But had RSL not conceded a goal at home, it would have won the series whether or not it scored. Humberto Suazostruck in first-half stoppage time and RSL couldn’t reply. Monterrey kept a close watch on Alvaro Saborio and Javier Morales, and Fabian Espindola missed a few opportunities missed. Despite conceding two goals at home in the first leg, Monterrey won the title by shutout.
Luck plays a role as well, as the Galaxy and Herediano confirmed Thursday night in their 0-0 tie. A goal by Mike Magee was incorrectly disallowed for offside and three shots -- Magee for the Galaxy and Ismael Gomez, ona penalty kick, and Cristian Montero for the Costa Rican team – came back off the crossbar. Going back to Home Depot for the second leg, the Galaxy doesn’t have an away goal but is dead even on aggregate.
The Galaxy came out to defend with mixed success. Keeper Carlo Cudicini needed to make just one save yet was clearly beaten on both shots that hit the woodwork and also looked terrible on a couple of crosses. Omar Gonzalez played a strong game in central defense and midfielder Marcelo Sarvas also showed poise at Estadio Eladio Rosabal Cordero, where a crowd of only 4,314 attended.

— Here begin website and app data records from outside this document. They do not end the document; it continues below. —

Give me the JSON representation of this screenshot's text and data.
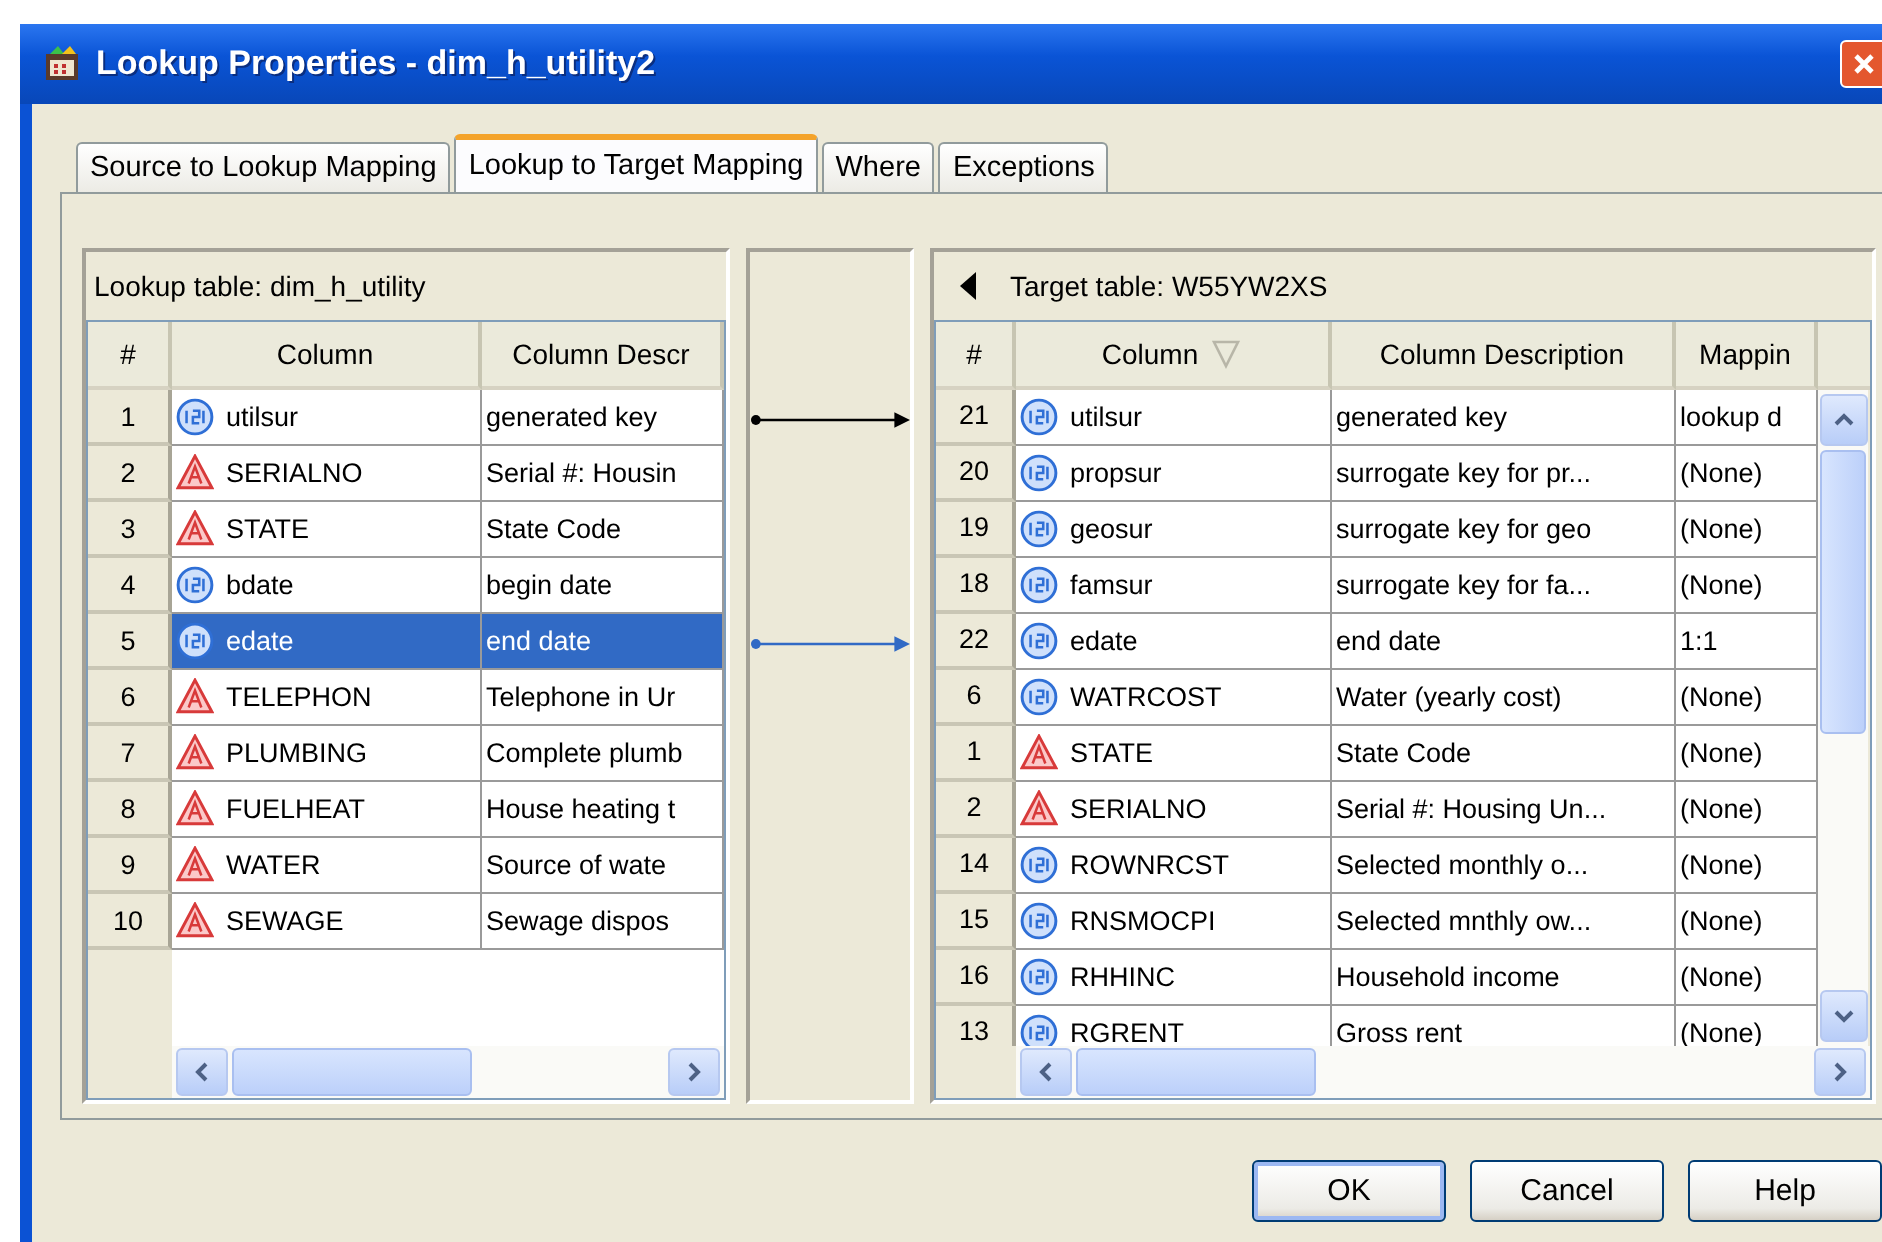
{
  "window": {
    "title": "Lookup Properties - dim_h_utility2"
  },
  "tabs": [
    {
      "label": "Source to Lookup Mapping",
      "selected": false
    },
    {
      "label": "Lookup to Target Mapping",
      "selected": true
    },
    {
      "label": "Where",
      "selected": false
    },
    {
      "label": "Exceptions",
      "selected": false
    }
  ],
  "lookup_table": {
    "title": "Lookup table: dim_h_utility",
    "columns": [
      {
        "label": "#"
      },
      {
        "label": "Column"
      },
      {
        "label": "Column Descr"
      }
    ],
    "rows": [
      {
        "number": "1",
        "kind": "numeric",
        "name": "utilsur",
        "description": "generated key",
        "selected": false,
        "mapped": true
      },
      {
        "number": "2",
        "kind": "character",
        "name": "SERIALNO",
        "description": "Serial #: Housin",
        "selected": false,
        "mapped": false
      },
      {
        "number": "3",
        "kind": "character",
        "name": "STATE",
        "description": "State Code",
        "selected": false,
        "mapped": false
      },
      {
        "number": "4",
        "kind": "numeric",
        "name": "bdate",
        "description": "begin date",
        "selected": false,
        "mapped": false
      },
      {
        "number": "5",
        "kind": "numeric",
        "name": "edate",
        "description": "end date",
        "selected": true,
        "mapped": true
      },
      {
        "number": "6",
        "kind": "character",
        "name": "TELEPHON",
        "description": "Telephone in Ur",
        "selected": false,
        "mapped": false
      },
      {
        "number": "7",
        "kind": "character",
        "name": "PLUMBING",
        "description": "Complete plumb",
        "selected": false,
        "mapped": false
      },
      {
        "number": "8",
        "kind": "character",
        "name": "FUELHEAT",
        "description": "House heating t",
        "selected": false,
        "mapped": false
      },
      {
        "number": "9",
        "kind": "character",
        "name": "WATER",
        "description": "Source of wate",
        "selected": false,
        "mapped": false
      },
      {
        "number": "10",
        "kind": "character",
        "name": "SEWAGE",
        "description": "Sewage dispos",
        "selected": false,
        "mapped": false
      }
    ]
  },
  "target_table": {
    "title": "Target table: W55YW2XS",
    "columns": [
      {
        "label": "#",
        "sorted": false
      },
      {
        "label": "Column",
        "sorted": true
      },
      {
        "label": "Column Description",
        "sorted": false
      },
      {
        "label": "Mappin",
        "sorted": false
      }
    ],
    "rows": [
      {
        "number": "21",
        "kind": "numeric",
        "name": "utilsur",
        "description": "generated key",
        "mapping": "lookup d"
      },
      {
        "number": "20",
        "kind": "numeric",
        "name": "propsur",
        "description": "surrogate key for pr...",
        "mapping": "(None)"
      },
      {
        "number": "19",
        "kind": "numeric",
        "name": "geosur",
        "description": "surrogate key for geo",
        "mapping": "(None)"
      },
      {
        "number": "18",
        "kind": "numeric",
        "name": "famsur",
        "description": "surrogate key for fa...",
        "mapping": "(None)"
      },
      {
        "number": "22",
        "kind": "numeric",
        "name": "edate",
        "description": "end date",
        "mapping": "1:1"
      },
      {
        "number": "6",
        "kind": "numeric",
        "name": "WATRCOST",
        "description": "Water (yearly cost)",
        "mapping": "(None)"
      },
      {
        "number": "1",
        "kind": "character",
        "name": "STATE",
        "description": "State Code",
        "mapping": "(None)"
      },
      {
        "number": "2",
        "kind": "character",
        "name": "SERIALNO",
        "description": "Serial #: Housing Un...",
        "mapping": "(None)"
      },
      {
        "number": "14",
        "kind": "numeric",
        "name": "ROWNRCST",
        "description": "Selected monthly o...",
        "mapping": "(None)"
      },
      {
        "number": "15",
        "kind": "numeric",
        "name": "RNSMOCPI",
        "description": "Selected mnthly ow...",
        "mapping": "(None)"
      },
      {
        "number": "16",
        "kind": "numeric",
        "name": "RHHINC",
        "description": "Household income",
        "mapping": "(None)"
      },
      {
        "number": "13",
        "kind": "numeric",
        "name": "RGRENT",
        "description": "Gross rent",
        "mapping": "(None)"
      }
    ]
  },
  "buttons": [
    {
      "label": "OK",
      "default": true
    },
    {
      "label": "Cancel",
      "default": false
    },
    {
      "label": "Help",
      "default": false
    }
  ]
}
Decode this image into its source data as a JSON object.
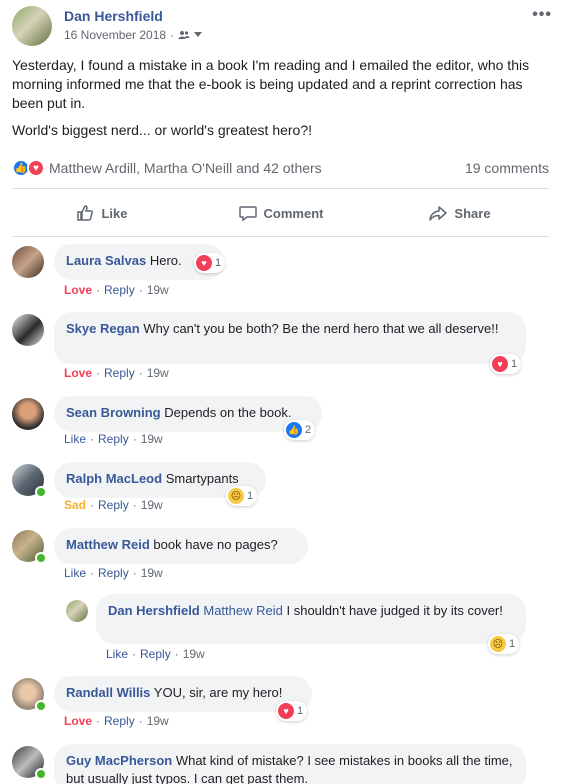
{
  "post": {
    "author": "Dan Hershfield",
    "date": "16 November 2018",
    "audience_icon": "friends-icon",
    "more": "•••",
    "body": [
      "Yesterday, I found a mistake in a book I'm reading and I emailed the editor, who this morning informed me that the e-book is being updated and a reprint correction has been put in.",
      "World's biggest nerd... or world's greatest hero?!"
    ],
    "reactions_text": "Matthew Ardill, Martha O'Neill and 42 others",
    "comments_count": "19 comments"
  },
  "actions": {
    "like": "Like",
    "comment": "Comment",
    "share": "Share"
  },
  "comments": [
    {
      "name": "Laura Salvas",
      "text": "Hero.",
      "reaction_label": "Love",
      "reply": "Reply",
      "time": "19w",
      "count": "1",
      "reaction": "love"
    },
    {
      "name": "Skye Regan",
      "text": "Why can't you be both? Be the nerd hero that we all deserve!!",
      "reaction_label": "Love",
      "reply": "Reply",
      "time": "19w",
      "count": "1",
      "reaction": "love"
    },
    {
      "name": "Sean Browning",
      "text": "Depends on the book.",
      "reaction_label": "Like",
      "reply": "Reply",
      "time": "19w",
      "count": "2",
      "reaction": "like"
    },
    {
      "name": "Ralph MacLeod",
      "text": "Smartypants",
      "reaction_label": "Sad",
      "reply": "Reply",
      "time": "19w",
      "count": "1",
      "reaction": "sad"
    },
    {
      "name": "Matthew Reid",
      "text": "book have no pages?",
      "reaction_label": "Like",
      "reply": "Reply",
      "time": "19w"
    },
    {
      "name": "Dan Hershfield",
      "mention": "Matthew Reid",
      "text": "I shouldn't have judged it by its cover!",
      "reaction_label": "Like",
      "reply": "Reply",
      "time": "19w",
      "count": "1",
      "reaction": "sad"
    },
    {
      "name": "Randall Willis",
      "text": "YOU, sir, are my hero!",
      "reaction_label": "Love",
      "reply": "Reply",
      "time": "19w",
      "count": "1",
      "reaction": "love"
    },
    {
      "name": "Guy MacPherson",
      "text": "What kind of mistake? I see mistakes in books all the time, but usually just typos. I can get past them."
    }
  ],
  "colors": {
    "link": "#385898",
    "love": "#f33e58",
    "like": "#1877f2",
    "sad": "#f7b125",
    "online": "#42b72a"
  }
}
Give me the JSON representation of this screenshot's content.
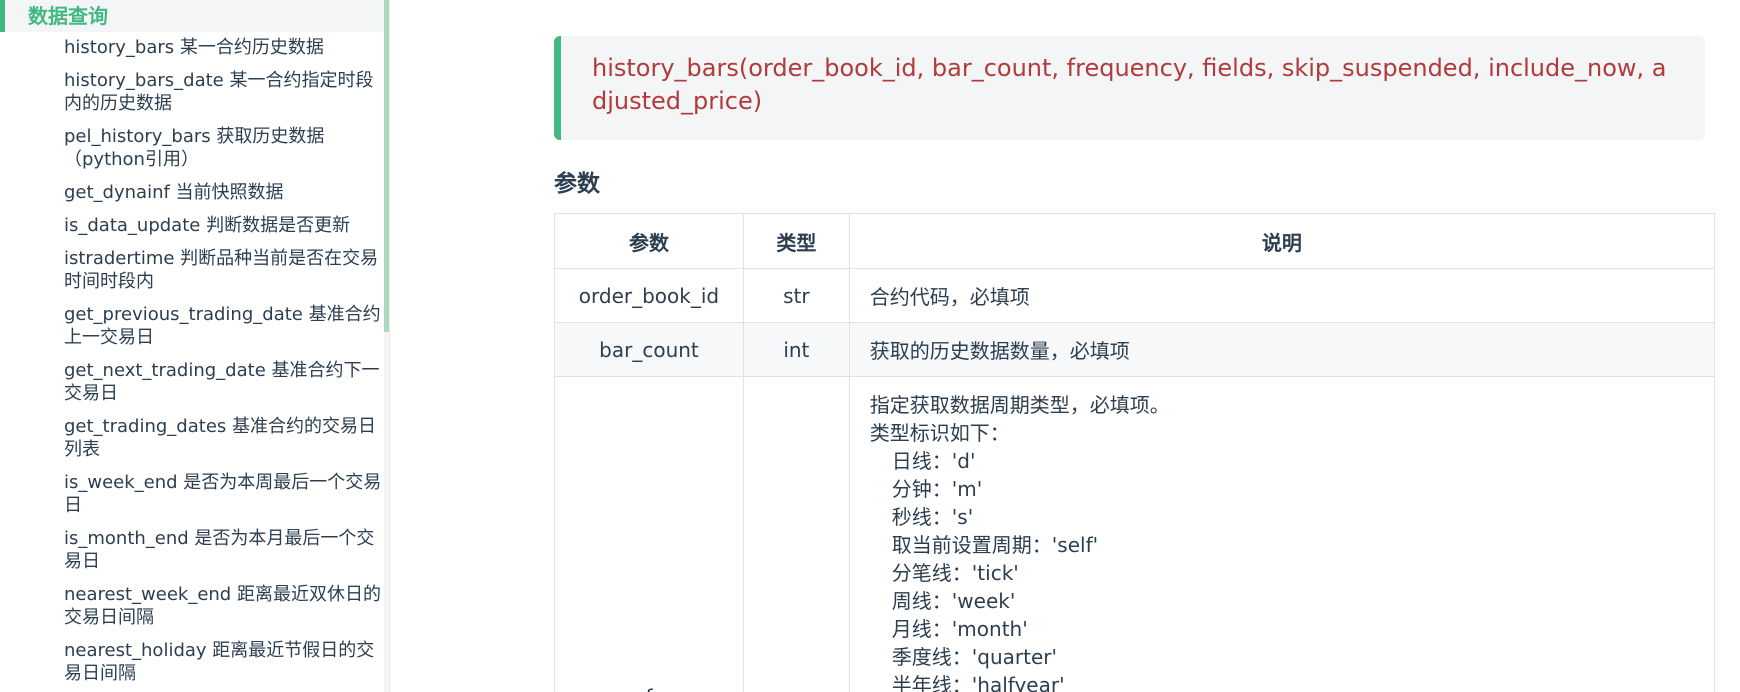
{
  "sidebar": {
    "heading": "数据查询",
    "items": [
      "history_bars 某一合约历史数据",
      "history_bars_date 某一合约指定时段内的历史数据",
      "pel_history_bars 获取历史数据（python引用）",
      "get_dynainf 当前快照数据",
      "is_data_update 判断数据是否更新",
      "istradertime 判断品种当前是否在交易时间时段内",
      "get_previous_trading_date 基准合约上一交易日",
      "get_next_trading_date 基准合约下一交易日",
      "get_trading_dates 基准合约的交易日列表",
      "is_week_end 是否为本周最后一个交易日",
      "is_month_end 是否为本月最后一个交易日",
      "nearest_week_end 距离最近双休日的交易日间隔",
      "nearest_holiday 距离最近节假日的交易日间隔"
    ]
  },
  "main": {
    "signature": "history_bars(order_book_id, bar_count, frequency, fields, skip_suspended, include_now, adjusted_price)",
    "section_title": "参数",
    "table": {
      "headers": [
        "参数",
        "类型",
        "说明"
      ],
      "rows": [
        {
          "name": "order_book_id",
          "type": "str",
          "desc": "合约代码，必填项"
        },
        {
          "name": "bar_count",
          "type": "int",
          "desc": "获取的历史数据数量，必填项"
        }
      ],
      "frequency_row": {
        "name": "f",
        "type": "",
        "desc_lines": [
          "指定获取数据周期类型，必填项。",
          "类型标识如下："
        ],
        "desc_sub_lines": [
          "日线：'d'",
          "分钟：'m'",
          "秒线：'s'",
          "取当前设置周期：'self'",
          "分笔线：'tick'",
          "周线：'week'",
          "月线：'month'",
          "季度线：'quarter'",
          "半年线：'halfyear'"
        ]
      }
    }
  },
  "colors": {
    "accent": "#42b983",
    "signature_text": "#b33a3a",
    "text": "#2c3e50"
  }
}
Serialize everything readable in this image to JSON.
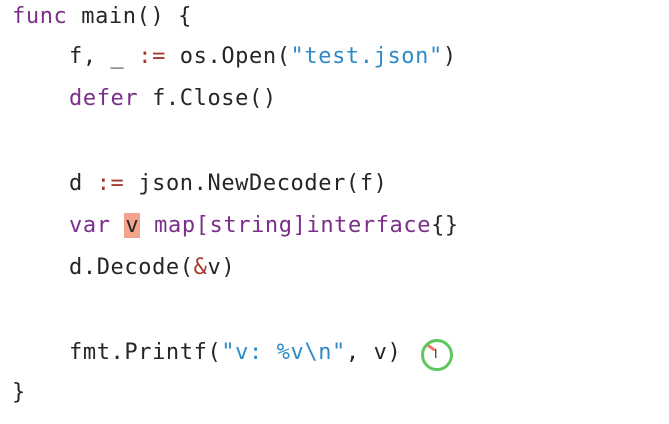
{
  "code_lines": {
    "l1": {
      "kw": "func",
      "rest": " main() {"
    },
    "l2": {
      "a": "f, _ ",
      "op": ":=",
      "b": " os.Open(",
      "str": "\"test.json\"",
      "c": ")"
    },
    "l3": {
      "kw": "defer",
      "rest": " f.Close()"
    },
    "l4": {
      "a": "d ",
      "op": ":=",
      "b": " json.NewDecoder(f)"
    },
    "l5": {
      "kw": "var",
      "sel": "v",
      "kw2": "map",
      "b": "[",
      "kw3": "string",
      "c": "]",
      "kw4": "interface",
      "d": "{}"
    },
    "l6": {
      "a": "d.Decode(",
      "op": "&",
      "b": "v)"
    },
    "l7": {
      "a": "fmt.Printf(",
      "str": "\"v: %v\\n\"",
      "b": ", v)"
    },
    "l8": {
      "a": "}"
    }
  },
  "colors": {
    "keyword": "#7b2f8a",
    "string": "#2f8bc6",
    "operator": "#a43a2f",
    "selection": "#f4a38d",
    "click_ring": "#5ec75e"
  },
  "cursor": {
    "glyph": "I"
  }
}
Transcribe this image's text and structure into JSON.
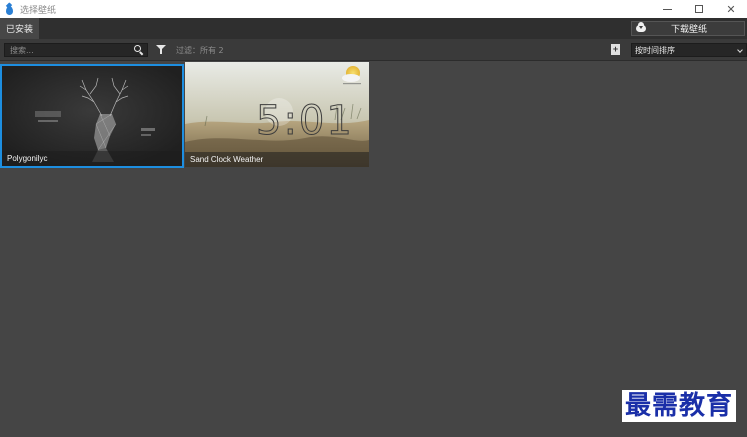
{
  "window": {
    "title": "选择壁纸"
  },
  "tabs": [
    {
      "label": "已安装"
    }
  ],
  "toolbar": {
    "download_label": "下载壁纸",
    "search_placeholder": "搜索...",
    "filter_text": "过滤：所有 2",
    "sort_value": "按时间排序"
  },
  "wallpapers": [
    {
      "title": "Polygonilyc"
    },
    {
      "title": "Sand Clock Weather",
      "clock_text": "5:01"
    }
  ],
  "watermark": {
    "text": "最需教育"
  },
  "colors": {
    "accent": "#1d8ee0",
    "background": "#454545",
    "toolbar": "#3a3a3a"
  }
}
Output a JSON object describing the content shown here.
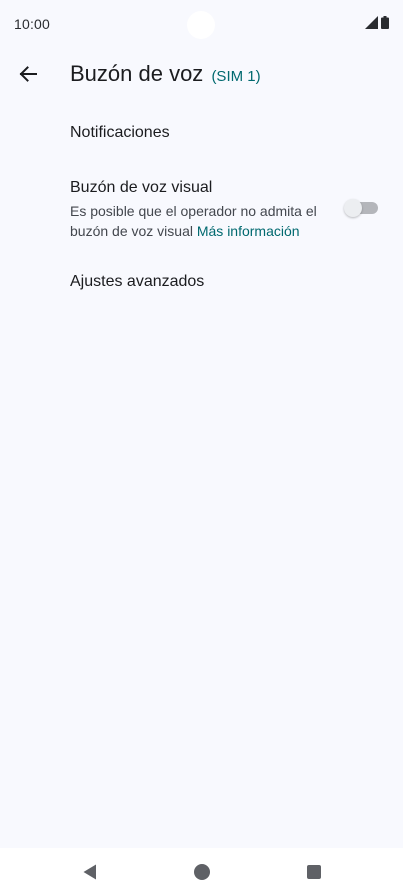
{
  "status_bar": {
    "time": "10:00",
    "icons": [
      "signal-icon",
      "battery-icon"
    ]
  },
  "header": {
    "back_icon": "arrow-back-icon",
    "title": "Buzón de voz",
    "sim_label": "(SIM 1)"
  },
  "settings": {
    "notifications": {
      "title": "Notificaciones"
    },
    "visual_voicemail": {
      "title": "Buzón de voz visual",
      "summary": "Es posible que el operador no admita el buzón de voz visual",
      "link": "Más información",
      "enabled": false
    },
    "advanced": {
      "title": "Ajustes avanzados"
    }
  },
  "navigation": {
    "icons": [
      "nav-back-icon",
      "nav-home-icon",
      "nav-recents-icon"
    ]
  },
  "colors": {
    "background": "#f8f9fe",
    "accent": "#00696f",
    "text_primary": "#1b1c1f",
    "text_secondary": "#43474e",
    "toggle_track_off": "#b4b6bb",
    "toggle_thumb_off": "#eceef1",
    "nav_bar": "#ffffff"
  }
}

A lot more fans should be on hand for the second leg Wednesday at HDC, though capacity is limited for midweek games due to the stadium’s proximity to the Cal State Dominguez Hills campus. Like Seattle, the
Galaxy needs to score, and its task will be simplified by not conceding an away goal to Herediano.
It would be hard to convince a non-fan that three games producing just two goals could be dramatic, yet each series is balanced differently because of those two goals, and what each team can do by posting a shutout.
One of my high school football coaches reminded us every chance he got that, “If they don’t score, we can’t possibly lose!” That isn’t always the case in soccer (see Seattle), but it’s a damn good start.